some of the things i'll remember from london...

1. the whole thing about how bad london food is has been greatly exaggerated. pub food is fine, but london also has great food from the former colonies, particularly indian. i would like to call particular attention to preem's bengali restaurant on brick lane (corner of hanbury).

2. related to the above, discovering brick lane (centre of the city's bengali community) and the impressive whitechapel art gallery, was a surprise. these aren't places that are on a lot of tourist guides, so the only others travelers you're likely to run into are going to be either a) lost or b) jack the ripper afficionandoes.

3. the museums and galleries in the city overall take a back seat to no one. they are awesome and, best of all, they are free.

so nine days, three time changes, many walks, a lot of flight time and an assload of photos later, i am ready to sleep and sleep and sleep... i feel like i need a vacation.

Comments

dystonia ek said…
The Famous Walks(TM) go international!
You'll have to tell me all about it sometime.

as long as you're here, why not read more?

dj kali & mr. dna @ casa del popolo post-punk night

last night was a blast! a big thank you to dj tyg for letting us guest star on her monthly night, because we had a great time. my set was a little more reminiscent of the sets that i used to do at katacombes [i.e., less prone to strange meanderings than what you normally hear at the caustic lounge]. i actually invited someone to the night with the promise "don't worry, it'll be normal". which also gives you an idea of what to expect at the caustic lounge. behold my marketing genius.

mr. dna started off putting the "punk" into the night [which i think technically means i was responsible for the post, which doesn't sound quite so exciting]. i'd say that he definitely had the edge in the bouncy energy department.

many thanks to those who stopped in throughout the night to share in the tunes, the booze and the remarkably tasty nachos and a special thank you to the ska boss who stuck it out until the end of the night and gave our weary bones a ride home…

the war is over

i assumed that the live coverage of last weekend's "march for our lives" would be hard to watch, and in some ways, it was. however, i did not expect that it would feel so joyful and empowering as well. 
the idea that "joyful" can be used in the description of a rally around the subject of violence and death seems bizarre, and certainly many of the speeches were anything but. however, it was difficult not to watch things unfold on saturday and not have the feeling that there is a spirit of positive change. young people, younger than the much-discussed millennial demographic, are taking it to the powers that be and those powers be shakin' in their shoes.
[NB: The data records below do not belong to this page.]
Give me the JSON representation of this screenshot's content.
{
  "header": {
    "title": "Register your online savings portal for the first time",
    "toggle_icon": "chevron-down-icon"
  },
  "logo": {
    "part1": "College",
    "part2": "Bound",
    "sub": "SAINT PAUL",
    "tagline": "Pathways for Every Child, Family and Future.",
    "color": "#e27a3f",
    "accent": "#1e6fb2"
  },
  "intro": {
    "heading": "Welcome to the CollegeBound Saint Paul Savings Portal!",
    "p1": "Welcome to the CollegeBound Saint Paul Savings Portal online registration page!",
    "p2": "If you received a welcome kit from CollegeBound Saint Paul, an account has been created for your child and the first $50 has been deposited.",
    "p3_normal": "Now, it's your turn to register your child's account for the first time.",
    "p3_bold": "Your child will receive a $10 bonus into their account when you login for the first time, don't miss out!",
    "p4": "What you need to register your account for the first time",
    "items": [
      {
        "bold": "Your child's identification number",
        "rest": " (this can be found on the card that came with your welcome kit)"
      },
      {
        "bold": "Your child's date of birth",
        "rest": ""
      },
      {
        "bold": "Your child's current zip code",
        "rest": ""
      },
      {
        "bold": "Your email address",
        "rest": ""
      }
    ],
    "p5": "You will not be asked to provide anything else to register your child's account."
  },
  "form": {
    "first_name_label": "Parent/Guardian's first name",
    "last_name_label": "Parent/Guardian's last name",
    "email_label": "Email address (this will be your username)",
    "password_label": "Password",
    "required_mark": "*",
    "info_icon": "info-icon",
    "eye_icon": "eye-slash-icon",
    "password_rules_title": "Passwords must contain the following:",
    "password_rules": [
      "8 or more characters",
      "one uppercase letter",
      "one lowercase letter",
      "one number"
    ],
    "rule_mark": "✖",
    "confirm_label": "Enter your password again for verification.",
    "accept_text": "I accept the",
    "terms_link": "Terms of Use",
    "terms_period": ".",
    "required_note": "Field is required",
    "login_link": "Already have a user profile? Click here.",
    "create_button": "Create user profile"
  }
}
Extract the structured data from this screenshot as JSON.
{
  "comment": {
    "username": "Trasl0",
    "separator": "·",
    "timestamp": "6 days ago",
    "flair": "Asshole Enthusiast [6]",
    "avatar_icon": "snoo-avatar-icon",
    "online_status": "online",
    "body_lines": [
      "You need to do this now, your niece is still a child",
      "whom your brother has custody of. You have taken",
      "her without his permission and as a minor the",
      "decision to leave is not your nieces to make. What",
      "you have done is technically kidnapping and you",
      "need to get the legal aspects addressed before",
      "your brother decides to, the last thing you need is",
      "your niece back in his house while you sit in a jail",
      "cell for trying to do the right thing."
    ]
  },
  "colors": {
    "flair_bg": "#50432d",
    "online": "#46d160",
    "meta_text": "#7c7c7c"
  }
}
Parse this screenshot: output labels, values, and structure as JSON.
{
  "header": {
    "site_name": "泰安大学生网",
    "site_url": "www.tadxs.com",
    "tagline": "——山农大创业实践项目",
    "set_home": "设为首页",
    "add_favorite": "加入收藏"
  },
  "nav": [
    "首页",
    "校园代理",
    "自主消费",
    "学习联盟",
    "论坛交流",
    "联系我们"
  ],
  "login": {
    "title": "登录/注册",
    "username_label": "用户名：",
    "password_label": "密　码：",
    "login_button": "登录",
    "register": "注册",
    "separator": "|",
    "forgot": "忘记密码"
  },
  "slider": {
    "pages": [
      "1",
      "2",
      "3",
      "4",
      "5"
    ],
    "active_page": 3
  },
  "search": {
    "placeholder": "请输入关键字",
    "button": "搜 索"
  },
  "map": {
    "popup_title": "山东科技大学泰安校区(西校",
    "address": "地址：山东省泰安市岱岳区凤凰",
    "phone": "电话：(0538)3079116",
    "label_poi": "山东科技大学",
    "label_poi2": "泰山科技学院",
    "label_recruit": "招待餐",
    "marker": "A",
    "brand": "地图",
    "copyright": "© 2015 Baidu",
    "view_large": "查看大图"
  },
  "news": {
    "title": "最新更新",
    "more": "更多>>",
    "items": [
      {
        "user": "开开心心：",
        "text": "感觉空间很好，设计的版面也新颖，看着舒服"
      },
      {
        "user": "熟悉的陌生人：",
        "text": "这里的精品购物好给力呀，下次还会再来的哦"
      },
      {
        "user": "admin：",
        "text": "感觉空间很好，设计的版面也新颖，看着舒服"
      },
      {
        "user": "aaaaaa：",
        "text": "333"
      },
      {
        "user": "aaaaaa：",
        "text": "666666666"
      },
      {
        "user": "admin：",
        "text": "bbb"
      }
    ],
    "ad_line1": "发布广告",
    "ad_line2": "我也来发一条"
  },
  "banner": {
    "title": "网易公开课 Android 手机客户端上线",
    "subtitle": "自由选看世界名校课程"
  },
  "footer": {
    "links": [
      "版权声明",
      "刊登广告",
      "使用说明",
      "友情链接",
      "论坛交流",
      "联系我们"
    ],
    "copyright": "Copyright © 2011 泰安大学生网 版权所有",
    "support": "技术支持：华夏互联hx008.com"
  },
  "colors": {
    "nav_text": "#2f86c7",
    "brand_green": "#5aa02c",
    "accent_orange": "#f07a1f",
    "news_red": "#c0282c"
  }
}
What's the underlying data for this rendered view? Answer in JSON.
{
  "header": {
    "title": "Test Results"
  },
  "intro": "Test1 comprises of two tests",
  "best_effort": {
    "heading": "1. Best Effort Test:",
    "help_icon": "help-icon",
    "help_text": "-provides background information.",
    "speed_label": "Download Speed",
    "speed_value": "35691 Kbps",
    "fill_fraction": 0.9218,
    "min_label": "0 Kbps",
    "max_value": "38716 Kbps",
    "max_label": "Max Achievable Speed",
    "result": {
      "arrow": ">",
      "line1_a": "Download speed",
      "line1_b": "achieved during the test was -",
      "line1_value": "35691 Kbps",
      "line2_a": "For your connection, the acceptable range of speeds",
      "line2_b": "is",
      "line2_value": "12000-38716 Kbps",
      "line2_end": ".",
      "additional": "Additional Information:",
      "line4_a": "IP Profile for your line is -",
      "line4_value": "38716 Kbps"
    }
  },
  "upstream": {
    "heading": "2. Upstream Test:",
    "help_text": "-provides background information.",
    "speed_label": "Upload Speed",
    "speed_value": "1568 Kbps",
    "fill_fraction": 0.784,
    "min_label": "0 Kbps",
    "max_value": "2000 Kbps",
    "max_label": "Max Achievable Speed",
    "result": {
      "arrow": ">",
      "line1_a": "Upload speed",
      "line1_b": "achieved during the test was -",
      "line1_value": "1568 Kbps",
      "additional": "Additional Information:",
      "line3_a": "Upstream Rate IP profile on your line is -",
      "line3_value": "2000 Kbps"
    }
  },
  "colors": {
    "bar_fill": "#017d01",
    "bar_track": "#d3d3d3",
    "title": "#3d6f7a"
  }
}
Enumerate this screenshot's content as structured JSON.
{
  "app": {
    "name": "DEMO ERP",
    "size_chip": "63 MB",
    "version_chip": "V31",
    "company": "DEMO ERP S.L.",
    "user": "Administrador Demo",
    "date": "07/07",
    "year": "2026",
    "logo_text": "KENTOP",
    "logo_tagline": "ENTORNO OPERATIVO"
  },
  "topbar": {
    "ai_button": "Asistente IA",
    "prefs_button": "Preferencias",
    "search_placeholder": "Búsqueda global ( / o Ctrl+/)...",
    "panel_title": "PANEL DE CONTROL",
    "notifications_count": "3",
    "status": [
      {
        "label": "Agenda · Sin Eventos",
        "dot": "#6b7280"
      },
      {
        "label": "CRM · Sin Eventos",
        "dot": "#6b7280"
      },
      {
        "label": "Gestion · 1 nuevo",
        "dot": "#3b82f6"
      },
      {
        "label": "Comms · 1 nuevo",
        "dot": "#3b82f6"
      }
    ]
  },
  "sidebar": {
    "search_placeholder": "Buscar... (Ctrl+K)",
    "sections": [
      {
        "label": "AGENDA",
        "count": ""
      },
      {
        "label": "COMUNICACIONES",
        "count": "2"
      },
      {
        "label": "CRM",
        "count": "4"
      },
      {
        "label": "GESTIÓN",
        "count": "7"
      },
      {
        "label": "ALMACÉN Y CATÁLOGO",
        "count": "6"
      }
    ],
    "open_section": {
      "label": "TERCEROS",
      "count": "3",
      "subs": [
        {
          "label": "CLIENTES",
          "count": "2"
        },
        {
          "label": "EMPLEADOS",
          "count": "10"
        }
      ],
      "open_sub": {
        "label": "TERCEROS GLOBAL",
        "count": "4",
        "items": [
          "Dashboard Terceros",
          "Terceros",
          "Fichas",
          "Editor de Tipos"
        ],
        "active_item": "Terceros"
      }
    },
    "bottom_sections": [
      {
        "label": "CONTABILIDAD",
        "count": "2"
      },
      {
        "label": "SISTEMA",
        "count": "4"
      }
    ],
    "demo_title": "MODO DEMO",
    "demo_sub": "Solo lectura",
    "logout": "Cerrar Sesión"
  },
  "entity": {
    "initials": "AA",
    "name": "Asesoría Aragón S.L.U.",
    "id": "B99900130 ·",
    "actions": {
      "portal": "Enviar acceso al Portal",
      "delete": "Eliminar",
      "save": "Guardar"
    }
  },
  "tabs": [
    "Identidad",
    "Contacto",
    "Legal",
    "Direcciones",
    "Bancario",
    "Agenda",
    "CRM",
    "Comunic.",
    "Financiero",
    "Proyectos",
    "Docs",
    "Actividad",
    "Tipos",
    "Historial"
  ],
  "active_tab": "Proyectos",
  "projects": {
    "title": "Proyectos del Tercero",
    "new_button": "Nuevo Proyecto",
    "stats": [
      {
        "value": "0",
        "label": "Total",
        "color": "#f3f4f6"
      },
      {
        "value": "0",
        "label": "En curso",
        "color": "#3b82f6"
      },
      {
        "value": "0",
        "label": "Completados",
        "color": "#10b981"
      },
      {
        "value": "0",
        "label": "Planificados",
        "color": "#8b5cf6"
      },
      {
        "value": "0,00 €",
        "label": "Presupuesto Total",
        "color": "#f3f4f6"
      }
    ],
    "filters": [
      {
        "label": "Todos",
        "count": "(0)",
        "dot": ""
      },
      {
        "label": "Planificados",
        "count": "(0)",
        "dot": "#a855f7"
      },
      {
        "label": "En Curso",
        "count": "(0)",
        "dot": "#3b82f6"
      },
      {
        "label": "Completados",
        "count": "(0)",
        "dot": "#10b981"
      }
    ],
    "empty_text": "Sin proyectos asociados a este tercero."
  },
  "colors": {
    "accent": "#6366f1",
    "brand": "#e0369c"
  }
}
it's hardly surprising that cheeto benito ran off to golf for the weekend rather than stay and face the music of arianna grande and common; after all, he spends every weekend on a taxpayer-funded golf holiday. nor is it surprising that congress's most vocal critics of gun reform apparently spent the …

mental health mondays :: the plane truth

here we go again. it's sad enough to hear that nearly a hundred and fifty people died at the hands of an individual unwisely entrusted with a a potential missile, but now we get to observe the media circling and waiting for confirmation that the man who may have murdered them had a mental illness. and what a grotesque spectacle it is, because it basically consists of nothing but ominous insinuations that this co-pilot was depressed and so he flew a plane into a mountain, without trying to provide any larger context about the disorder or the millions of people who suffer from it.

to be clear, i don't have a problem with his apparent record of depression being brought up as a possible explanation for what happened. it's possible that there is a link. but smashing a plane full of innocent people into a mountain is not the act of someone who is merely depressed. there is a whole other level of illness going on there and, with the information we have thus far, it seems disturbi…